=== What you need to do ===
Return a copy of each line in the listing that includes the word "User".

=== Information given ===
================

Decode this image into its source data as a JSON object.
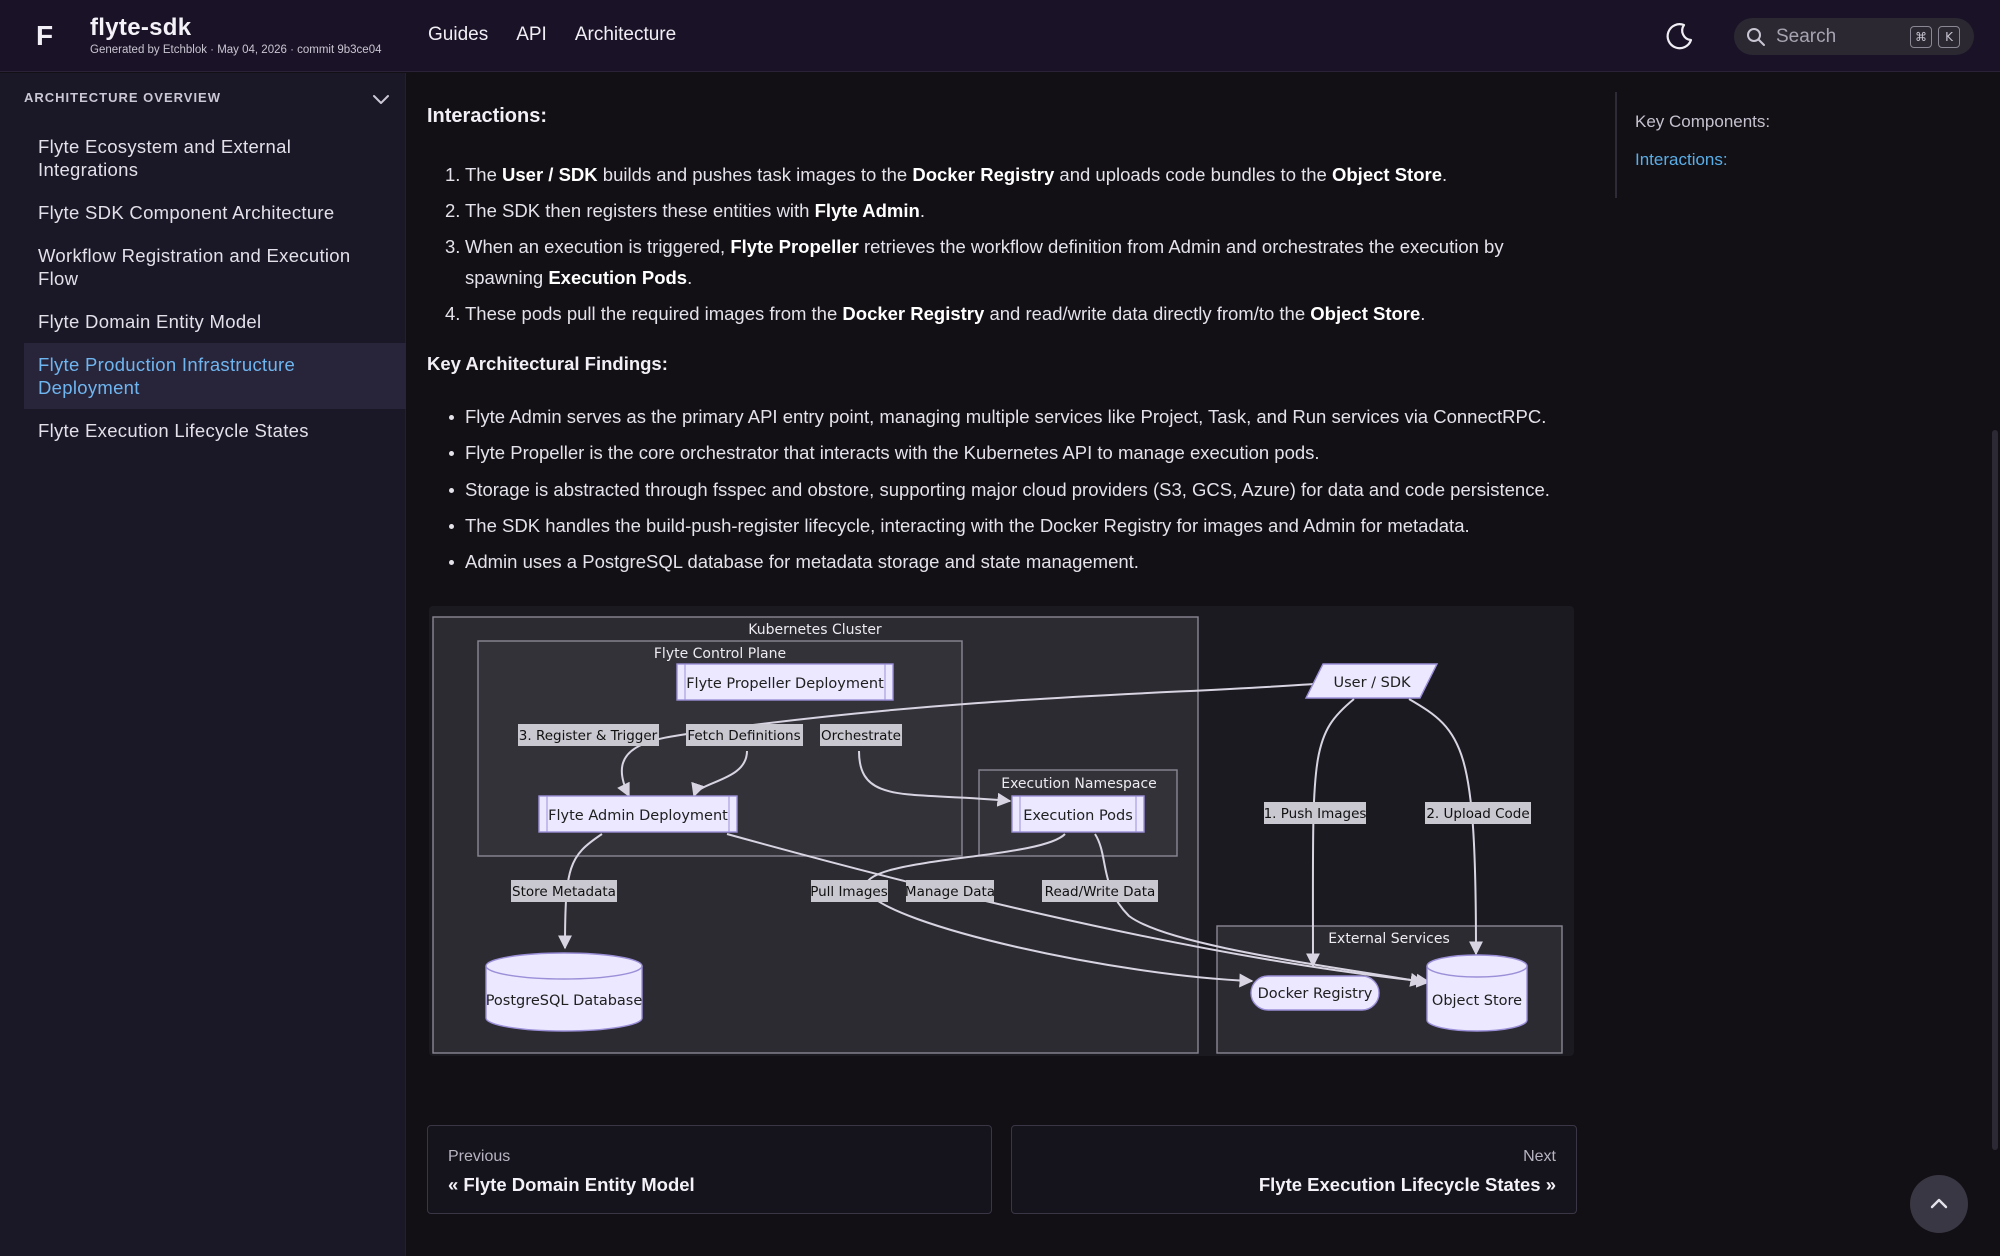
{
  "header": {
    "logo": "F",
    "title": "flyte-sdk",
    "meta": "Generated by Etchblok · May 04, 2026 · commit 9b3ce04",
    "nav": [
      "Guides",
      "API",
      "Architecture"
    ],
    "search_placeholder": "Search",
    "kbd": [
      "⌘",
      "K"
    ]
  },
  "sidebar": {
    "heading": "ARCHITECTURE OVERVIEW",
    "items": [
      {
        "label": "Flyte Ecosystem and External Integrations",
        "active": false
      },
      {
        "label": "Flyte SDK Component Architecture",
        "active": false
      },
      {
        "label": "Workflow Registration and Execution Flow",
        "active": false
      },
      {
        "label": "Flyte Domain Entity Model",
        "active": false
      },
      {
        "label": "Flyte Production Infrastructure Deployment",
        "active": true
      },
      {
        "label": "Flyte Execution Lifecycle States",
        "active": false
      }
    ]
  },
  "content": {
    "interactions_heading": "Interactions:",
    "steps": [
      {
        "n": "1.",
        "html": "The <b>User / SDK</b> builds and pushes task images to the <b>Docker Registry</b> and uploads code bundles to the <b>Object Store</b>."
      },
      {
        "n": "2.",
        "html": "The SDK then registers these entities with <b>Flyte Admin</b>."
      },
      {
        "n": "3.",
        "html": "When an execution is triggered, <b>Flyte Propeller</b> retrieves the workflow definition from Admin and orchestrates the execution by spawning <b>Execution Pods</b>."
      },
      {
        "n": "4.",
        "html": "These pods pull the required images from the <b>Docker Registry</b> and read/write data directly from/to the <b>Object Store</b>."
      }
    ],
    "findings_heading": "Key Architectural Findings:",
    "findings": [
      "Flyte Admin serves as the primary API entry point, managing multiple services like Project, Task, and Run services via ConnectRPC.",
      "Flyte Propeller is the core orchestrator that interacts with the Kubernetes API to manage execution pods.",
      "Storage is abstracted through fsspec and obstore, supporting major cloud providers (S3, GCS, Azure) for data and code persistence.",
      "The SDK handles the build-push-register lifecycle, interacting with the Docker Registry for images and Admin for metadata.",
      "Admin uses a PostgreSQL database for metadata storage and state management."
    ]
  },
  "diagram": {
    "clusters": {
      "k8s": "Kubernetes Cluster",
      "control": "Flyte Control Plane",
      "exec_ns": "Execution Namespace",
      "external": "External Services"
    },
    "nodes": {
      "propeller": "Flyte Propeller Deployment",
      "admin": "Flyte Admin Deployment",
      "pods": "Execution Pods",
      "postgres": "PostgreSQL Database",
      "user": "User / SDK",
      "docker": "Docker Registry",
      "store": "Object Store"
    },
    "edges": {
      "register": "3. Register & Trigger",
      "fetch": "Fetch Definitions",
      "orchestrate": "Orchestrate",
      "store_meta": "Store Metadata",
      "pull": "Pull Images",
      "manage": "Manage Data",
      "rw": "Read/Write Data",
      "push": "1. Push Images",
      "upload": "2. Upload Code"
    }
  },
  "pager": {
    "prev_label": "Previous",
    "prev_title": "« Flyte Domain Entity Model",
    "next_label": "Next",
    "next_title": "Flyte Execution Lifecycle States »"
  },
  "toc": {
    "items": [
      {
        "label": "Key Components:",
        "active": false
      },
      {
        "label": "Interactions:",
        "active": true
      }
    ]
  },
  "colors": {
    "accent": "#6fb6f0",
    "header_bg": "#1a1226",
    "sidebar_bg": "#1a1726",
    "node_fill": "#ece8ff",
    "node_stroke": "#9b8fd8"
  }
}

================

=== Exercise result ===
        "html": "The <b>User / SDK</b> builds and pushes task images to the <b>Docker Registry</b> and uploads code bundles to the <b>Object Store</b>."
      "user": "User / SDK",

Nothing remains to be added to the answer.